We're surrounded with new technology – we're geeks after all, we SEEK to be surrounded by new technology – and a lot of this technology is either great for our careers, or something we should KNOW about for our careers.
The problem is, there's a heck of a LOT of it.
I know I'm not the only one trying to keep track of new sites, new services, new trends for both professional and personal reasons. Every day it seems there's some new Twitter-related service.
Worst, this is part of my job – I work in technology. Social Media, what happens to Hulu, etc. doesn't just affect me recreationally or in my personal branding – it affects my job. Things I normally would think are just cool are deadly serious and there's a lot to know.
I think you, my fellow progeek, can relate.
What I've taken to doing the last year is start holding "auditions" for websites and services that I may use or need to know about.
I take time, an evening or a set of days, to get to know a new site, tool, service, etc. Use it, play with it, subscribe to it. Try it out. Take the time and dive into using it – or just getting it over with.
In that time of the "audition" decide if you want to keep using the service (and work it into your schedule), aren't sure, or don't care. If you're not sure about it, subscribe to whatever email updates it has (as almost everything has SOME kind of newsletter or update) to keep you aware.
If you decide that the "audition" was successful, then make sure you use that application, site, or service. Decide how it fits into your life plan and put it to work. By having a specific goal in mind you don't loose track of the wonderful new site/thing you've discovered, and you use it to find out if you were wrong about how great it is.
This is how I've sorted through the explosion of social media and general media sites – give something an audition. In a few cases I adapted it as it seemed indispensable no matter what, but either way, I sat down and figured things out.

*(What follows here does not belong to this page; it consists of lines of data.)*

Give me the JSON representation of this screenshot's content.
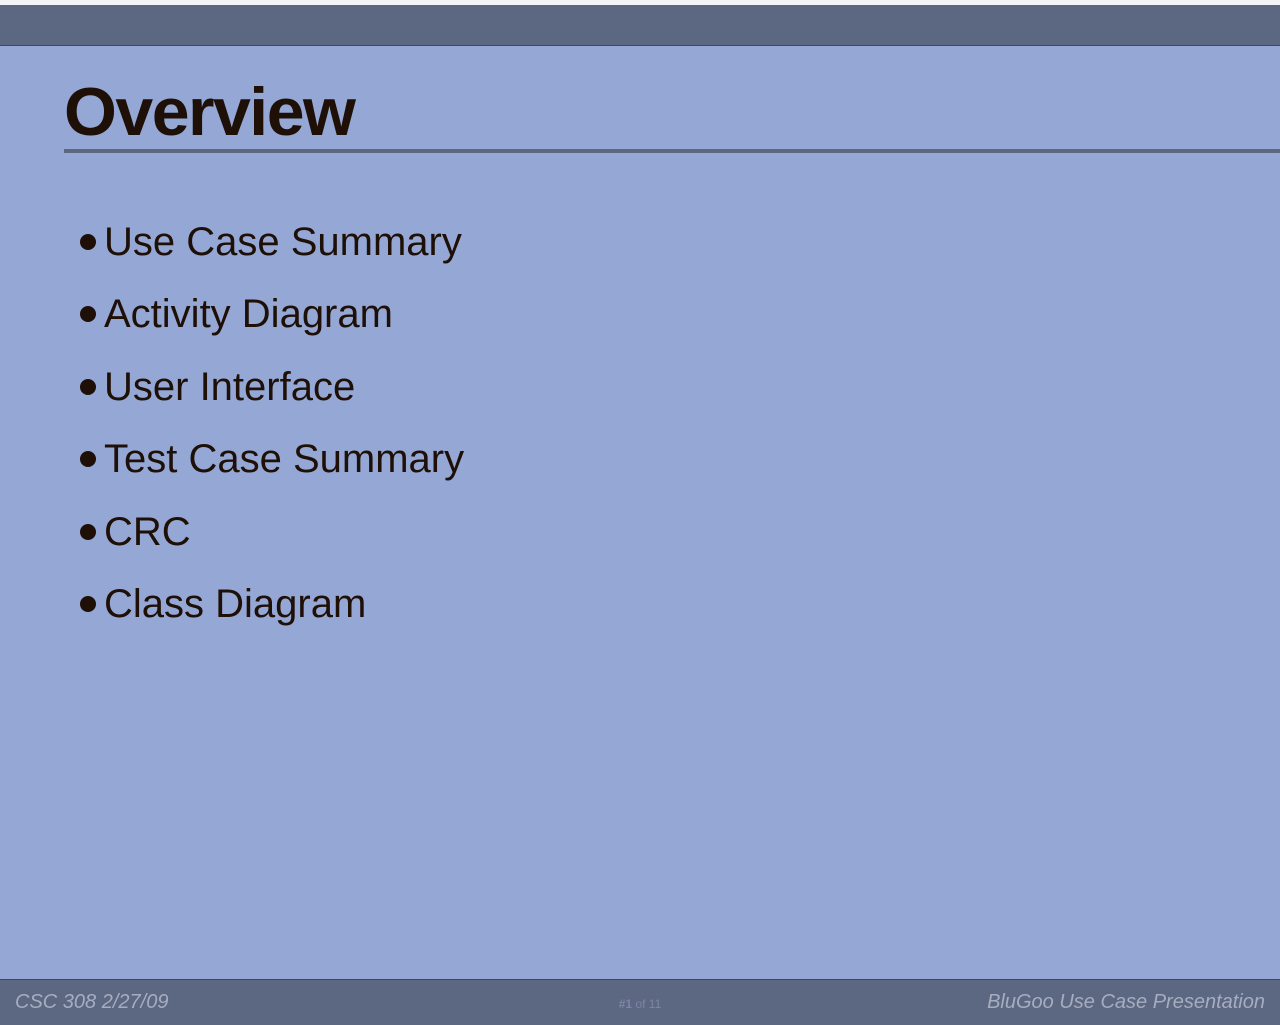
{
  "slide": {
    "title": "Overview",
    "bullets": [
      "Use Case Summary",
      "Activity Diagram",
      "User Interface",
      "Test Case Summary",
      "CRC",
      "Class Diagram"
    ]
  },
  "footer": {
    "left": "CSC 308 2/27/09",
    "right": "BluGoo Use Case Presentation",
    "page_current": "#1",
    "page_total": "of 11"
  },
  "colors": {
    "background": "#94a7d5",
    "bars": "#5c6782",
    "text": "#1e0f07",
    "footer_text": "#a6adc0"
  }
}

Taking the time to just get to know a new app, social media, web service, etc. is a good way to sort through all the hype, find what works for you, yet stay focused.
– Steven Savage